TASK STATEMENT: The records below are to be copied exactly, with every picture left out.
LISTED RECORDS Start Marker
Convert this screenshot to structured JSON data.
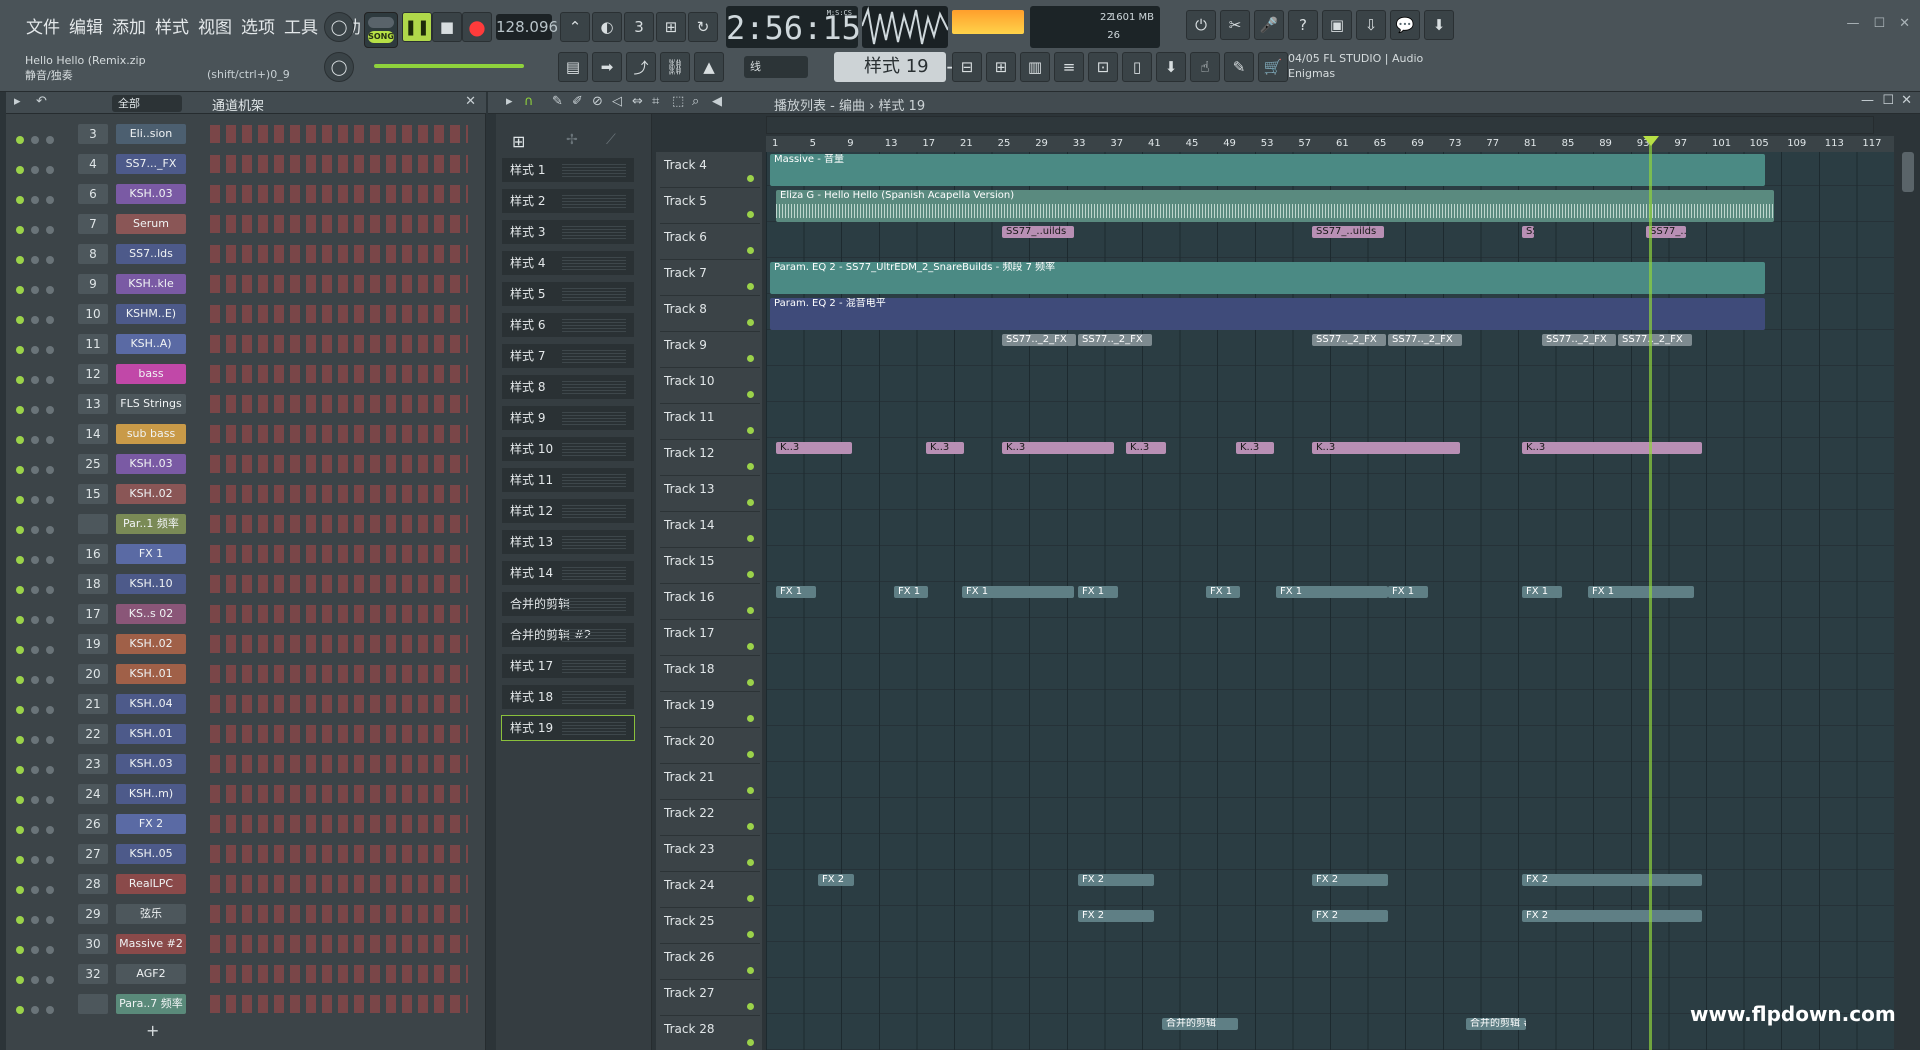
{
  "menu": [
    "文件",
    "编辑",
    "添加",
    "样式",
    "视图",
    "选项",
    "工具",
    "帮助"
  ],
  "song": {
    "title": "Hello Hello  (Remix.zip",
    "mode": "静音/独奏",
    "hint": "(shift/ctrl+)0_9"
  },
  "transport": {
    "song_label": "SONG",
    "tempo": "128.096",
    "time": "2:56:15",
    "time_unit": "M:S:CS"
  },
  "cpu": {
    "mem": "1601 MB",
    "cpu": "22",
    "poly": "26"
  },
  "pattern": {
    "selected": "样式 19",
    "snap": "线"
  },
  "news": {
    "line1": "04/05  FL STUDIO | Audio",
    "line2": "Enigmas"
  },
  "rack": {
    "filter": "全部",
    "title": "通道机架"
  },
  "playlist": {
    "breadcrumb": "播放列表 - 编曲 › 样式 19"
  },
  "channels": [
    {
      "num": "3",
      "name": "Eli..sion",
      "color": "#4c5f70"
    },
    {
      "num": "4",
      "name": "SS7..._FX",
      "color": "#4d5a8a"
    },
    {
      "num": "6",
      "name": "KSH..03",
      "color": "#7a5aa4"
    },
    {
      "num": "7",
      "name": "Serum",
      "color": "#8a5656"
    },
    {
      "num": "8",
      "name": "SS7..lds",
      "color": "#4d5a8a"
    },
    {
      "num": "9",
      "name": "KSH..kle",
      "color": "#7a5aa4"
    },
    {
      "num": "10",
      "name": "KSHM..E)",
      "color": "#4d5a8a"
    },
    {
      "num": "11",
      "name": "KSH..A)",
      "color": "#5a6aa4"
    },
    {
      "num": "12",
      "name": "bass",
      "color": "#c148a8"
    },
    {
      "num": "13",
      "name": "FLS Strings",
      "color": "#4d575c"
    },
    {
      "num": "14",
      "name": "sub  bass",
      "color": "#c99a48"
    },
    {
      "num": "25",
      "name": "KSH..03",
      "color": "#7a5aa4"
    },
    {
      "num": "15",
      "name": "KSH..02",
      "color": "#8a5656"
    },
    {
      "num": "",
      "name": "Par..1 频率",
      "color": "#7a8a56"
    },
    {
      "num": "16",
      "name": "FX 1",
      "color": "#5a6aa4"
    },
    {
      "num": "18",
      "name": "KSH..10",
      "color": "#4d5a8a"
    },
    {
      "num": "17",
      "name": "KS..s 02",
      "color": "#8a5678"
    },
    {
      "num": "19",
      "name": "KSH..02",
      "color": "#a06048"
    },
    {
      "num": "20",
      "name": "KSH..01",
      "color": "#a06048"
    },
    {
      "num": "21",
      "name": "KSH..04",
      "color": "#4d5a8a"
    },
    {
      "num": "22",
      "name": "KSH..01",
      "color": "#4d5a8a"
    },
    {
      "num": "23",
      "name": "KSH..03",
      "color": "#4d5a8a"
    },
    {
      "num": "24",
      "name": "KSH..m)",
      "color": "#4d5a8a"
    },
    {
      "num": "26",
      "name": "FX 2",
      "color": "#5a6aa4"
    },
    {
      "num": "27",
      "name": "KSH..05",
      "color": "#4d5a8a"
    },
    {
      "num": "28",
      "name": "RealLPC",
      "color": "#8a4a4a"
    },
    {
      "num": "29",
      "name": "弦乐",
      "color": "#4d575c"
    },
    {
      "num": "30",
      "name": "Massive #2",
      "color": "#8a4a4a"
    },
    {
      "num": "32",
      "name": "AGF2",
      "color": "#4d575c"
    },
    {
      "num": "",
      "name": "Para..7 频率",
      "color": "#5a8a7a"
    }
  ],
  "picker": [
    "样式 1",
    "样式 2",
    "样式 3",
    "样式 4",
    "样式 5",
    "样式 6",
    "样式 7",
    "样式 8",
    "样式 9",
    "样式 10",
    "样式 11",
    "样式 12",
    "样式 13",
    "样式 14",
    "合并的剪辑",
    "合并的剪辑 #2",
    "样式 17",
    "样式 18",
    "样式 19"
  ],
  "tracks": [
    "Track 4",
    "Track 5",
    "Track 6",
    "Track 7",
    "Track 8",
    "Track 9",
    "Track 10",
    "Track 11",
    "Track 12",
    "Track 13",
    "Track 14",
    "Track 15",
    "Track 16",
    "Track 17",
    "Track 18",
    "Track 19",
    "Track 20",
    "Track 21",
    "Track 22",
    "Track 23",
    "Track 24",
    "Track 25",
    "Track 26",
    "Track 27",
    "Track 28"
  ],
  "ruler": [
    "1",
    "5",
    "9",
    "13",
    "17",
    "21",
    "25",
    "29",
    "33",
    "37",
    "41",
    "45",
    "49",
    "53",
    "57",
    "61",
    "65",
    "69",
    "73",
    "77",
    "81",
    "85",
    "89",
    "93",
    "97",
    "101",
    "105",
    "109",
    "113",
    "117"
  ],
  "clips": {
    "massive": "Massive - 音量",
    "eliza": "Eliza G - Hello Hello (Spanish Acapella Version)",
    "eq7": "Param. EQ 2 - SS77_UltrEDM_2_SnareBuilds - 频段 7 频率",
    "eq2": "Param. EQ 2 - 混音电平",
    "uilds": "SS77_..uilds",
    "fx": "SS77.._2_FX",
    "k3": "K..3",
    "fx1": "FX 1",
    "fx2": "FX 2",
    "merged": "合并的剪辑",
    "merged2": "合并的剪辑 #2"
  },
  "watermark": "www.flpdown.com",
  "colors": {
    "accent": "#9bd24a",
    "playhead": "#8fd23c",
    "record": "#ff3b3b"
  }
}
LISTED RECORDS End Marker
SOLUTION TO THE EXERCISE:
Convert this screenshot to structured JSON data.
{
  "menu": [
    "文件",
    "编辑",
    "添加",
    "样式",
    "视图",
    "选项",
    "工具",
    "帮助"
  ],
  "song": {
    "title": "Hello Hello  (Remix.zip",
    "mode": "静音/独奏",
    "hint": "(shift/ctrl+)0_9"
  },
  "transport": {
    "song_label": "SONG",
    "tempo": "128.096",
    "time": "2:56:15",
    "time_unit": "M:S:CS"
  },
  "cpu": {
    "mem": "1601 MB",
    "cpu": "22",
    "poly": "26"
  },
  "pattern": {
    "selected": "样式 19",
    "snap": "线"
  },
  "news": {
    "line1": "04/05  FL STUDIO | Audio",
    "line2": "Enigmas"
  },
  "rack": {
    "filter": "全部",
    "title": "通道机架"
  },
  "playlist": {
    "breadcrumb": "播放列表 - 编曲 › 样式 19"
  },
  "channels": [
    {
      "num": "3",
      "name": "Eli..sion",
      "color": "#4c5f70"
    },
    {
      "num": "4",
      "name": "SS7..._FX",
      "color": "#4d5a8a"
    },
    {
      "num": "6",
      "name": "KSH..03",
      "color": "#7a5aa4"
    },
    {
      "num": "7",
      "name": "Serum",
      "color": "#8a5656"
    },
    {
      "num": "8",
      "name": "SS7..lds",
      "color": "#4d5a8a"
    },
    {
      "num": "9",
      "name": "KSH..kle",
      "color": "#7a5aa4"
    },
    {
      "num": "10",
      "name": "KSHM..E)",
      "color": "#4d5a8a"
    },
    {
      "num": "11",
      "name": "KSH..A)",
      "color": "#5a6aa4"
    },
    {
      "num": "12",
      "name": "bass",
      "color": "#c148a8"
    },
    {
      "num": "13",
      "name": "FLS Strings",
      "color": "#4d575c"
    },
    {
      "num": "14",
      "name": "sub  bass",
      "color": "#c99a48"
    },
    {
      "num": "25",
      "name": "KSH..03",
      "color": "#7a5aa4"
    },
    {
      "num": "15",
      "name": "KSH..02",
      "color": "#8a5656"
    },
    {
      "num": "",
      "name": "Par..1 频率",
      "color": "#7a8a56"
    },
    {
      "num": "16",
      "name": "FX 1",
      "color": "#5a6aa4"
    },
    {
      "num": "18",
      "name": "KSH..10",
      "color": "#4d5a8a"
    },
    {
      "num": "17",
      "name": "KS..s 02",
      "color": "#8a5678"
    },
    {
      "num": "19",
      "name": "KSH..02",
      "color": "#a06048"
    },
    {
      "num": "20",
      "name": "KSH..01",
      "color": "#a06048"
    },
    {
      "num": "21",
      "name": "KSH..04",
      "color": "#4d5a8a"
    },
    {
      "num": "22",
      "name": "KSH..01",
      "color": "#4d5a8a"
    },
    {
      "num": "23",
      "name": "KSH..03",
      "color": "#4d5a8a"
    },
    {
      "num": "24",
      "name": "KSH..m)",
      "color": "#4d5a8a"
    },
    {
      "num": "26",
      "name": "FX 2",
      "color": "#5a6aa4"
    },
    {
      "num": "27",
      "name": "KSH..05",
      "color": "#4d5a8a"
    },
    {
      "num": "28",
      "name": "RealLPC",
      "color": "#8a4a4a"
    },
    {
      "num": "29",
      "name": "弦乐",
      "color": "#4d575c"
    },
    {
      "num": "30",
      "name": "Massive #2",
      "color": "#8a4a4a"
    },
    {
      "num": "32",
      "name": "AGF2",
      "color": "#4d575c"
    },
    {
      "num": "",
      "name": "Para..7 频率",
      "color": "#5a8a7a"
    }
  ],
  "picker": [
    "样式 1",
    "样式 2",
    "样式 3",
    "样式 4",
    "样式 5",
    "样式 6",
    "样式 7",
    "样式 8",
    "样式 9",
    "样式 10",
    "样式 11",
    "样式 12",
    "样式 13",
    "样式 14",
    "合并的剪辑",
    "合并的剪辑 #2",
    "样式 17",
    "样式 18",
    "样式 19"
  ],
  "tracks": [
    "Track 4",
    "Track 5",
    "Track 6",
    "Track 7",
    "Track 8",
    "Track 9",
    "Track 10",
    "Track 11",
    "Track 12",
    "Track 13",
    "Track 14",
    "Track 15",
    "Track 16",
    "Track 17",
    "Track 18",
    "Track 19",
    "Track 20",
    "Track 21",
    "Track 22",
    "Track 23",
    "Track 24",
    "Track 25",
    "Track 26",
    "Track 27",
    "Track 28"
  ],
  "ruler": [
    "1",
    "5",
    "9",
    "13",
    "17",
    "21",
    "25",
    "29",
    "33",
    "37",
    "41",
    "45",
    "49",
    "53",
    "57",
    "61",
    "65",
    "69",
    "73",
    "77",
    "81",
    "85",
    "89",
    "93",
    "97",
    "101",
    "105",
    "109",
    "113",
    "117"
  ],
  "clips": {
    "massive": "Massive - 音量",
    "eliza": "Eliza G - Hello Hello (Spanish Acapella Version)",
    "eq7": "Param. EQ 2 - SS77_UltrEDM_2_SnareBuilds - 频段 7 频率",
    "eq2": "Param. EQ 2 - 混音电平",
    "uilds": "SS77_..uilds",
    "fx": "SS77.._2_FX",
    "k3": "K..3",
    "fx1": "FX 1",
    "fx2": "FX 2",
    "merged": "合并的剪辑",
    "merged2": "合并的剪辑 #2"
  },
  "watermark": "www.flpdown.com",
  "colors": {
    "accent": "#9bd24a",
    "playhead": "#8fd23c",
    "record": "#ff3b3b"
  }
}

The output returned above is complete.